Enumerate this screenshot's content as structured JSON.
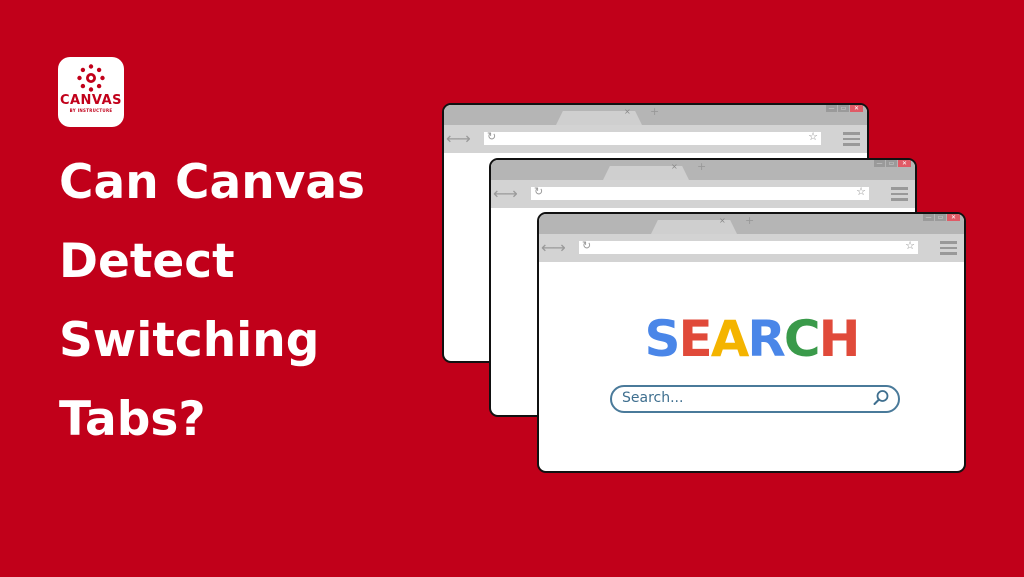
{
  "logo": {
    "name": "CANVAS",
    "tagline": "BY INSTRUCTURE",
    "color": "#c1001a"
  },
  "headline": {
    "lines": [
      "Can Canvas",
      "Detect",
      "Switching",
      "Tabs?"
    ]
  },
  "background_color": "#c1001a",
  "browser_windows": [
    {
      "id": "back",
      "tab_close": "×",
      "tab_new": "+",
      "controls": [
        "minimize",
        "restore",
        "close"
      ]
    },
    {
      "id": "middle",
      "tab_close": "×",
      "tab_new": "+",
      "controls": [
        "minimize",
        "restore",
        "close"
      ]
    },
    {
      "id": "front",
      "tab_close": "×",
      "tab_new": "+",
      "controls": [
        "minimize",
        "restore",
        "close"
      ]
    }
  ],
  "icons": {
    "back": "←",
    "forward": "→",
    "reload": "↻",
    "bookmark": "☆",
    "menu": "hamburger-icon"
  },
  "search_page": {
    "letters": [
      {
        "char": "S",
        "color": "#4a86e8"
      },
      {
        "char": "E",
        "color": "#e04a3a"
      },
      {
        "char": "A",
        "color": "#f4b400"
      },
      {
        "char": "R",
        "color": "#4a86e8"
      },
      {
        "char": "C",
        "color": "#3a9a4a"
      },
      {
        "char": "H",
        "color": "#e04a3a"
      }
    ],
    "search_placeholder": "Search..."
  }
}
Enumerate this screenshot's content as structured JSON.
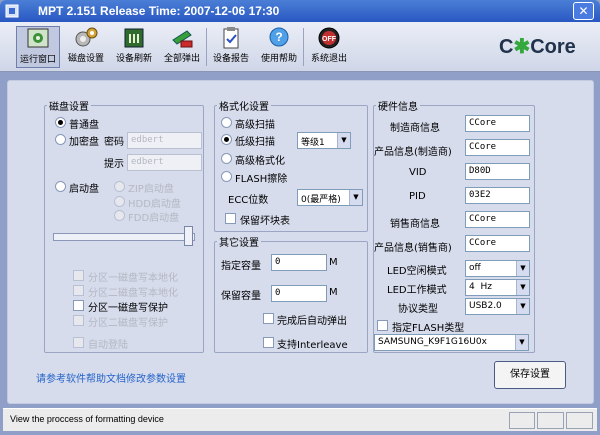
{
  "window": {
    "title": "MPT 2.151 Release Time: 2007-12-06 17:30",
    "close_label": "✕"
  },
  "toolbar": {
    "items": [
      {
        "label": "运行窗口",
        "icon": "run-window-icon"
      },
      {
        "label": "磁盘设置",
        "icon": "disk-settings-icon"
      },
      {
        "label": "设备刷新",
        "icon": "device-refresh-icon"
      },
      {
        "label": "全部弹出",
        "icon": "eject-all-icon"
      },
      {
        "label": "设备报告",
        "icon": "device-report-icon"
      },
      {
        "label": "使用帮助",
        "icon": "help-icon"
      },
      {
        "label": "系统退出",
        "icon": "exit-icon"
      }
    ],
    "logo": "C*Core",
    "logo_c1": "C",
    "logo_star": "✱",
    "logo_rest": "Core"
  },
  "disk_settings": {
    "legend": "磁盘设置",
    "normal_disk": "普通盘",
    "encrypted_disk": "加密盘",
    "password_label": "密码",
    "password_value": "edbert",
    "hint_label": "提示",
    "hint_value": "edbert",
    "boot_disk": "启动盘",
    "zip_boot": "ZIP启动盘",
    "hdd_boot": "HDD启动盘",
    "fdd_boot": "FDD启动盘",
    "partition_options": [
      {
        "label": "分区一磁盘写本地化",
        "enabled": false
      },
      {
        "label": "分区二磁盘写本地化",
        "enabled": false
      },
      {
        "label": "分区一磁盘写保护",
        "enabled": true
      },
      {
        "label": "分区二磁盘写保护",
        "enabled": false
      }
    ],
    "auto_login": "自动登陆",
    "slider_position": 0.95
  },
  "format_settings": {
    "legend": "格式化设置",
    "options": {
      "advanced_scan": "高级扫描",
      "low_scan": "低级扫描",
      "advanced_format": "高级格式化",
      "flash_erase": "FLASH擦除"
    },
    "low_scan_level": "等级1",
    "ecc_label": "ECC位数",
    "ecc_value": "0(最严格)",
    "keep_bad_blocks": "保留坏块表"
  },
  "other_settings": {
    "legend": "其它设置",
    "capacity_label": "指定容量",
    "capacity_value": "0",
    "capacity_unit": "M",
    "reserve_label": "保留容量",
    "reserve_value": "0",
    "reserve_unit": "M",
    "auto_eject": "完成后自动弹出",
    "interleave": "支持Interleave"
  },
  "hardware_info": {
    "legend": "硬件信息",
    "fields": [
      {
        "label": "制造商信息",
        "value": "CCore"
      },
      {
        "label": "产品信息(制造商)",
        "value": "CCore"
      },
      {
        "label": "VID",
        "value": "D80D"
      },
      {
        "label": "PID",
        "value": "03E2"
      },
      {
        "label": "销售商信息",
        "value": "CCore"
      },
      {
        "label": "产品信息(销售商)",
        "value": "CCore"
      }
    ],
    "led_idle_label": "LED空闲模式",
    "led_idle_value": "off",
    "led_work_label": "LED工作模式",
    "led_work_value": "4  Hz",
    "protocol_label": "协议类型",
    "protocol_value": "USB2.0",
    "flash_type_label": "指定FLASH类型",
    "flash_type_value": "SAMSUNG_K9F1G16U0x"
  },
  "footer": {
    "help_link": "请参考软件帮助文档修改参数设置",
    "save_button": "保存设置"
  },
  "status": {
    "text": "View the proccess of formatting device"
  }
}
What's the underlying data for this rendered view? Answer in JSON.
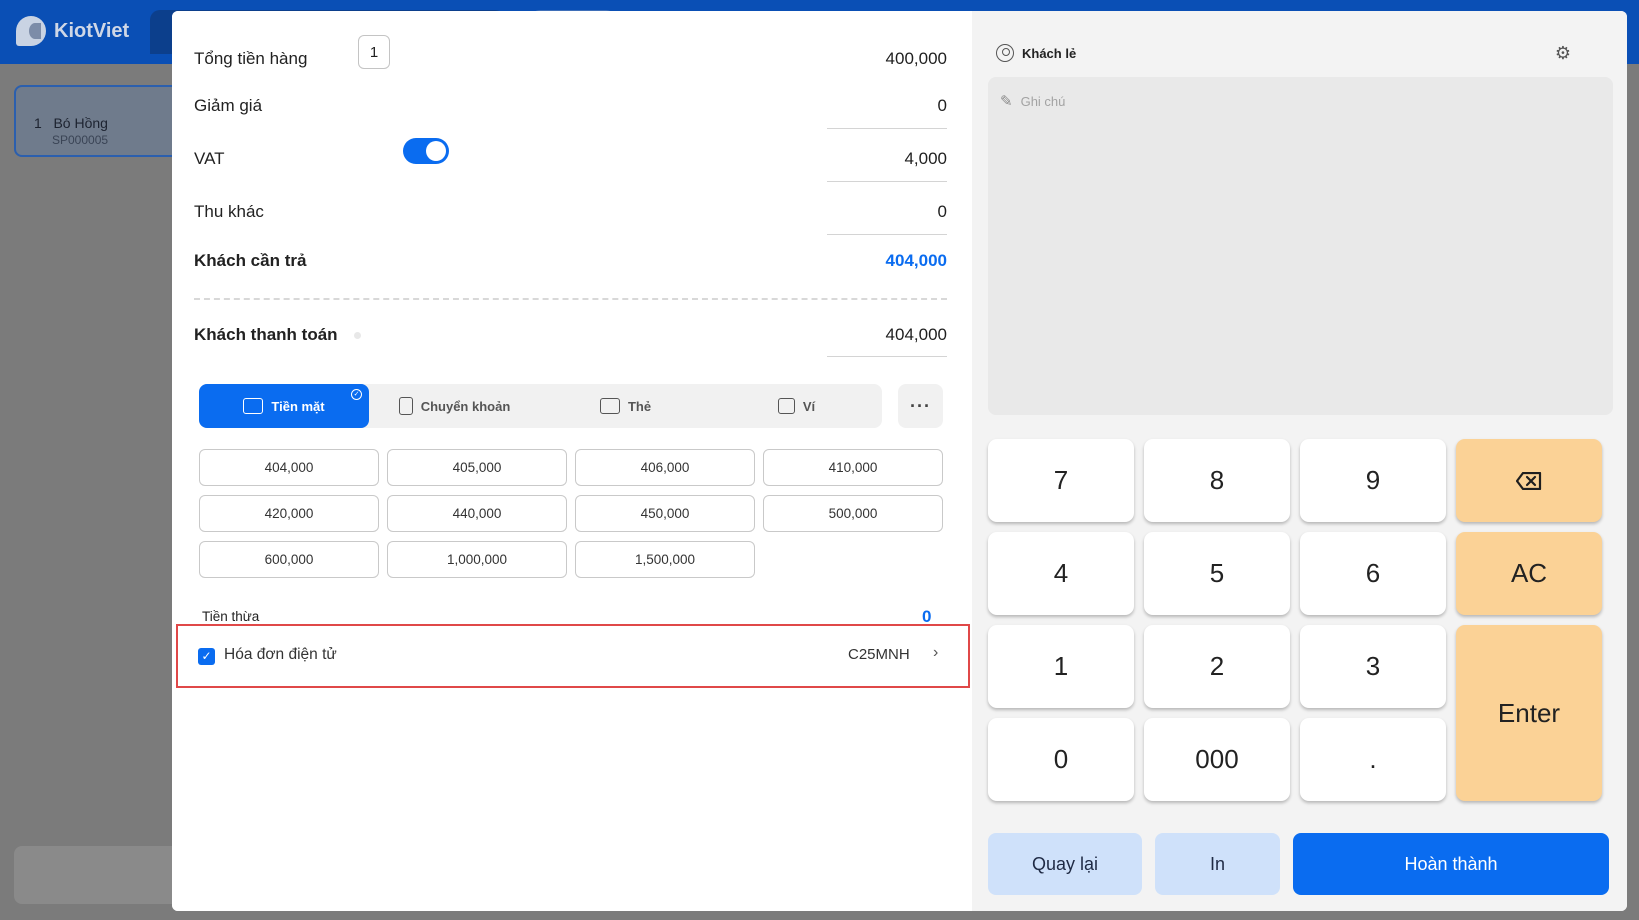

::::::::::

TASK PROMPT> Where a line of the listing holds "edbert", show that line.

OUTPUT OF THE EXERCISE>
    "password_value": "edbert",
    "hint_value": "edbert",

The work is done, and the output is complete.